Created in Europe during a time of intercultural struggle and strife, Esperanto was meant as a communication tool to spread peace among the people of the world. Its speakers are still at it.
New research shows there is still a lot of love for rhyming slang – but mostly among older Australians.
Deaf people from different parts of the world can have different accents, whether they speak, sign or both.
While many people rely on written signage to find their way around, oral language plays a significant role in giving directions in rural areas.
Increasingly, parents are realising that flexibility is key to navigating multiple languages, and cultures, within family life.
Fluent expression is not always evidence of a mind at work, but the human brain is primed to believe so. A pair of cognitive linguistics experts explain why language is not a good test of sentience.

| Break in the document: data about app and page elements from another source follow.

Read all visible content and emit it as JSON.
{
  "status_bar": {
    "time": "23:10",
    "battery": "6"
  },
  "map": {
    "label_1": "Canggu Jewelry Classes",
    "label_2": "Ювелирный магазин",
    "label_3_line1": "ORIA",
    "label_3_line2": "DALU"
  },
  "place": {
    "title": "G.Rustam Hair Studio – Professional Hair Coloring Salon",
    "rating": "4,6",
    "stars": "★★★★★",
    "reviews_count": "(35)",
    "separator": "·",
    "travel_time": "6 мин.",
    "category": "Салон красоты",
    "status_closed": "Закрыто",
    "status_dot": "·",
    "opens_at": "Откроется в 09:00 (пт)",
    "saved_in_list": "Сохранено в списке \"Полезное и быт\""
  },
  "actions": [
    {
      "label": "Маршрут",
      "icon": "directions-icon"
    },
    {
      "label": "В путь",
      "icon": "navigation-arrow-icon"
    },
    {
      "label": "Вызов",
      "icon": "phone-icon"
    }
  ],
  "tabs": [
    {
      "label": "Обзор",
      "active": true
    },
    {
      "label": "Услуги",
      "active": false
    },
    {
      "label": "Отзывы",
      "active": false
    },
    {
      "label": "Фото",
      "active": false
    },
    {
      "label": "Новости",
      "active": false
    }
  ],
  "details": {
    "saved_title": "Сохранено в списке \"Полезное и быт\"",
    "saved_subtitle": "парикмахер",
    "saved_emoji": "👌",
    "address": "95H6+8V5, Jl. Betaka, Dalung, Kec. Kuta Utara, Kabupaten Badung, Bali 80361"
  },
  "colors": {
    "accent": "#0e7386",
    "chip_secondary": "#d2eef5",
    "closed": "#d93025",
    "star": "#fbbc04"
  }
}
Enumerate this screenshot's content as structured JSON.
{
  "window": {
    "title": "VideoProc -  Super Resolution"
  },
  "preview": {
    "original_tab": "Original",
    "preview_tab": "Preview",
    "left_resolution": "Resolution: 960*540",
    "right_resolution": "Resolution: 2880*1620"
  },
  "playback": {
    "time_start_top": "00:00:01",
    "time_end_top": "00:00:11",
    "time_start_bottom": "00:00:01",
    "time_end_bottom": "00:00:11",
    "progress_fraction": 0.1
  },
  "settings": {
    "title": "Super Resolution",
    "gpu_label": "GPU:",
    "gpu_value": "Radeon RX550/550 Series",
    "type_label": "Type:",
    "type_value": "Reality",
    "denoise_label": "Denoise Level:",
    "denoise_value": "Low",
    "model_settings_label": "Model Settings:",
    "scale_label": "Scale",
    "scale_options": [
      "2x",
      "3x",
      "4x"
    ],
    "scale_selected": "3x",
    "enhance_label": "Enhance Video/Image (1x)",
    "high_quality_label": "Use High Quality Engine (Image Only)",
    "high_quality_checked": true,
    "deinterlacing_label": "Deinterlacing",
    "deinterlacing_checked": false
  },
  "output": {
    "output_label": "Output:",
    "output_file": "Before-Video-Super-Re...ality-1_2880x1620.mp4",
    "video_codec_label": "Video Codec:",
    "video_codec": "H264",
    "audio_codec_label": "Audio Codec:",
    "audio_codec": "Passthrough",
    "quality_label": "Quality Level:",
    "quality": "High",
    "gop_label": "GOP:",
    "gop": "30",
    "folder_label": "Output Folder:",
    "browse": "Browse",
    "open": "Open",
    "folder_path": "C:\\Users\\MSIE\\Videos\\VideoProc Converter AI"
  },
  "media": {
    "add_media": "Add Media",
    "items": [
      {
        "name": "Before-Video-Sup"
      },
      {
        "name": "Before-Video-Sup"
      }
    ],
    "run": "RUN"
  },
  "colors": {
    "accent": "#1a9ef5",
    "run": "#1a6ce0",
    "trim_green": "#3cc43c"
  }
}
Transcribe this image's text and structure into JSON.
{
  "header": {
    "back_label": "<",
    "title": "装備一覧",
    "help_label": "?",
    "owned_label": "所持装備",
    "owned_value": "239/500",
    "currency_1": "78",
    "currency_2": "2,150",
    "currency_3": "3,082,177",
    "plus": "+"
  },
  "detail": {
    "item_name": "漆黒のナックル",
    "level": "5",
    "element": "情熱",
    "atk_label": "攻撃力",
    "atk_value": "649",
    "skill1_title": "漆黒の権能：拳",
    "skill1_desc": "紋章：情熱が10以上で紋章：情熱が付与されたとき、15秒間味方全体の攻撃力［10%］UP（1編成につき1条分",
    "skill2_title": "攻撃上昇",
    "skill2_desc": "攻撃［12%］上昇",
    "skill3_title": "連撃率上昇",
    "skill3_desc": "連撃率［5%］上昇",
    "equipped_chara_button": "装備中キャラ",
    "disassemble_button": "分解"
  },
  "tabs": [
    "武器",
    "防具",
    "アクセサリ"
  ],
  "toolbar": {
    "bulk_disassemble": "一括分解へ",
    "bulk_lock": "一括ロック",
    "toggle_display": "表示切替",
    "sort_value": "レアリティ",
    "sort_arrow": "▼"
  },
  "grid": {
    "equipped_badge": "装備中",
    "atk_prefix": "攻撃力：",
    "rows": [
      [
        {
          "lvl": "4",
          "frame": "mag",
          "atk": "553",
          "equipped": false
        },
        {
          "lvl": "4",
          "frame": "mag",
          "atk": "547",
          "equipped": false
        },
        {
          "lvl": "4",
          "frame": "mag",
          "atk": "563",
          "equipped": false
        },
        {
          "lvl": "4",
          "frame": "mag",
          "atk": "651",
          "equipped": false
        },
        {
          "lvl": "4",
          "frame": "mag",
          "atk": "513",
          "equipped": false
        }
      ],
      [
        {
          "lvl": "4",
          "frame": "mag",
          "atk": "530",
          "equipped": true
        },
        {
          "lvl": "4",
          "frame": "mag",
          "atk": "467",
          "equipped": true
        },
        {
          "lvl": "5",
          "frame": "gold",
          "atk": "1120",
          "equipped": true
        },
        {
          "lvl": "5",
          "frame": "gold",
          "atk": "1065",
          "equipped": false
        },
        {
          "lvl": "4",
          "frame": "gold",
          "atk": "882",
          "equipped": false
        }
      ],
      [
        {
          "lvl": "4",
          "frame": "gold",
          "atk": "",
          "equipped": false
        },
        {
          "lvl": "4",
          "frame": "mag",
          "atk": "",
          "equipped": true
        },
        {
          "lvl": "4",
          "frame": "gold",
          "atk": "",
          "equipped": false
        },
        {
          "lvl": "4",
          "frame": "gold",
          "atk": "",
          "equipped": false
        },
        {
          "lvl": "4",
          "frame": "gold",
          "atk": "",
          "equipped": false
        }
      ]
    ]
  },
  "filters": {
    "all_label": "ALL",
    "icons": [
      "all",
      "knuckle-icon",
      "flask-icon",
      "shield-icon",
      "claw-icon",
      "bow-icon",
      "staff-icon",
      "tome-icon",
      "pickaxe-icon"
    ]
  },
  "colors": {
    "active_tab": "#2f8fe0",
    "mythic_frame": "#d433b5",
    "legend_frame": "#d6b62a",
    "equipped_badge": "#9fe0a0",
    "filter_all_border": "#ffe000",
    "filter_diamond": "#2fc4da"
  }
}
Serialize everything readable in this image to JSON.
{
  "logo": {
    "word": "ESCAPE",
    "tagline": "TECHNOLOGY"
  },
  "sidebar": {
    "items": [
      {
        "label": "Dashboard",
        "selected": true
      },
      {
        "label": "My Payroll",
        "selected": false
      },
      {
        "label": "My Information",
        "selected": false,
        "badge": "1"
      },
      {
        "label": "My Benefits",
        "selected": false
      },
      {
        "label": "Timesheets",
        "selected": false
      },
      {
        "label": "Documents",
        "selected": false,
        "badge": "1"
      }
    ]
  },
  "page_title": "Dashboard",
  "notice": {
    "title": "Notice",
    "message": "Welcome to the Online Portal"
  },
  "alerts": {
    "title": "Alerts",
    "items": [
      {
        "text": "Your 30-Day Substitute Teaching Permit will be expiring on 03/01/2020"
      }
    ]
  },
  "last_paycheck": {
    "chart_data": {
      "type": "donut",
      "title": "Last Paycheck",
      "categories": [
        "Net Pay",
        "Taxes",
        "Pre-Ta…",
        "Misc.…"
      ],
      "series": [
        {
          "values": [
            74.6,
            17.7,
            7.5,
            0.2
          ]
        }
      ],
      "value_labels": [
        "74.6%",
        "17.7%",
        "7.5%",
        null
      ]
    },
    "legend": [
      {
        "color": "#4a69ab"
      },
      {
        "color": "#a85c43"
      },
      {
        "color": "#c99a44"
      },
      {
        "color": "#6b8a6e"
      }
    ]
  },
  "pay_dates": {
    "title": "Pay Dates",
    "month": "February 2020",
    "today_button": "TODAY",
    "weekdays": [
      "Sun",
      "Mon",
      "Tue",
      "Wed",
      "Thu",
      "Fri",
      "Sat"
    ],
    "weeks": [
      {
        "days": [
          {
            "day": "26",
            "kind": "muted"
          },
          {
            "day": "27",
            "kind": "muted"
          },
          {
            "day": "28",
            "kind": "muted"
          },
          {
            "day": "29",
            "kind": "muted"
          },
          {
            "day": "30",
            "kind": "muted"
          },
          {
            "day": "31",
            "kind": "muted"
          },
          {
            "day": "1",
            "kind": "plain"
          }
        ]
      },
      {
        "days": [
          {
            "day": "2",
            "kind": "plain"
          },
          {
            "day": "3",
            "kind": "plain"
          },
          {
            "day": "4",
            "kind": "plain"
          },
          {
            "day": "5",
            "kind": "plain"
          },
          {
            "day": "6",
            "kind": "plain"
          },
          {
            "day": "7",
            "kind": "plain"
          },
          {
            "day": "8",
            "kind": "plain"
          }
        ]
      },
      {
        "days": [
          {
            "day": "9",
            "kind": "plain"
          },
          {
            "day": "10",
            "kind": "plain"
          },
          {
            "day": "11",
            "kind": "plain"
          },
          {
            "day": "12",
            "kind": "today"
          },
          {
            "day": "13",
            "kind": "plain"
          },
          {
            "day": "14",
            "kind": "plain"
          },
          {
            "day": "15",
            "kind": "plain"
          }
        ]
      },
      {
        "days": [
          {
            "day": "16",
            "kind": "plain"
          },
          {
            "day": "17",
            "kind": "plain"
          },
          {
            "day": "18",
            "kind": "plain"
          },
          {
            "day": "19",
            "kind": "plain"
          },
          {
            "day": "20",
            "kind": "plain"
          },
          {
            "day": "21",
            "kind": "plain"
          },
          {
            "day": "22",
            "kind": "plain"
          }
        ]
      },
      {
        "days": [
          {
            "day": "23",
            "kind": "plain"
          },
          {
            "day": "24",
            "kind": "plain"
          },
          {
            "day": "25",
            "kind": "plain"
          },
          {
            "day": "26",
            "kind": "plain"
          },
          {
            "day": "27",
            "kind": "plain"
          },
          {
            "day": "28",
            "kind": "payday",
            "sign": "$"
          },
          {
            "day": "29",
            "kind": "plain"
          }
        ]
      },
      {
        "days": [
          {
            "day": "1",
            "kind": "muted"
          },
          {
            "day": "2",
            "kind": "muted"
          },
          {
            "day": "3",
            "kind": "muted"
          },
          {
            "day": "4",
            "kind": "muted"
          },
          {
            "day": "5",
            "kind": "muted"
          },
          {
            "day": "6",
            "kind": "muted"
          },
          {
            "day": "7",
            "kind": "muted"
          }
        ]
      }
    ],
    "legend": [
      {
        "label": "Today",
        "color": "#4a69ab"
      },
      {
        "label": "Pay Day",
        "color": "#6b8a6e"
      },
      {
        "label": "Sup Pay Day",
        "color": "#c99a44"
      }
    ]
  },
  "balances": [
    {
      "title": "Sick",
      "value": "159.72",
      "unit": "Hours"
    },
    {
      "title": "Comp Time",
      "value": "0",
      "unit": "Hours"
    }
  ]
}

A linguist explores the origin of the word ‘father’ – and why derivatives are common in languages across the globe.
Dialects can unlock secrets of history, culture, class and movements of people. An expert explains what they are and why they matter.
Many of the coinages fail to differentiate the mundane from the momentous. Has the suffix’s overuse rendered it essentially meaningless?
It’s common for people to live near others who speak a different – but similar – language. But generally, they handle their differences without violence.
We often imitate styles of speech we hear – what’s known as ‘linguistic convergence.’ But a researcher wanted to see if we alter our speech based on the mere expectation of how someone will sound.
There’s a long history of communities speaking Romany in the UK, so it’s hardly surprising that some of its words have found their way into everyday English.
The difference between a language and dialect is just as much about politics as it is linguistics.
The words that doctors choose during a consultation – and even the verb tense – can help or hurt a patient dealing with a difficult diagnosis.
Metaphors, analogies and comparisons abound when talking about the war in Ukraine, but are they helpful? An expert in peace and conflict resolution explains.
Linguicism sees people penalised for speaking in non-standard forms of English.
To Russian nationalists, if the Ukrainian language is classified as a derivative of the Russian language, the invasion looks less like an act of aggression and more like reintegration.
Putin has suggested Ukrainians and Russians share one language, but there are many differences that are important to understand.
Is there a connection between sound and meaning?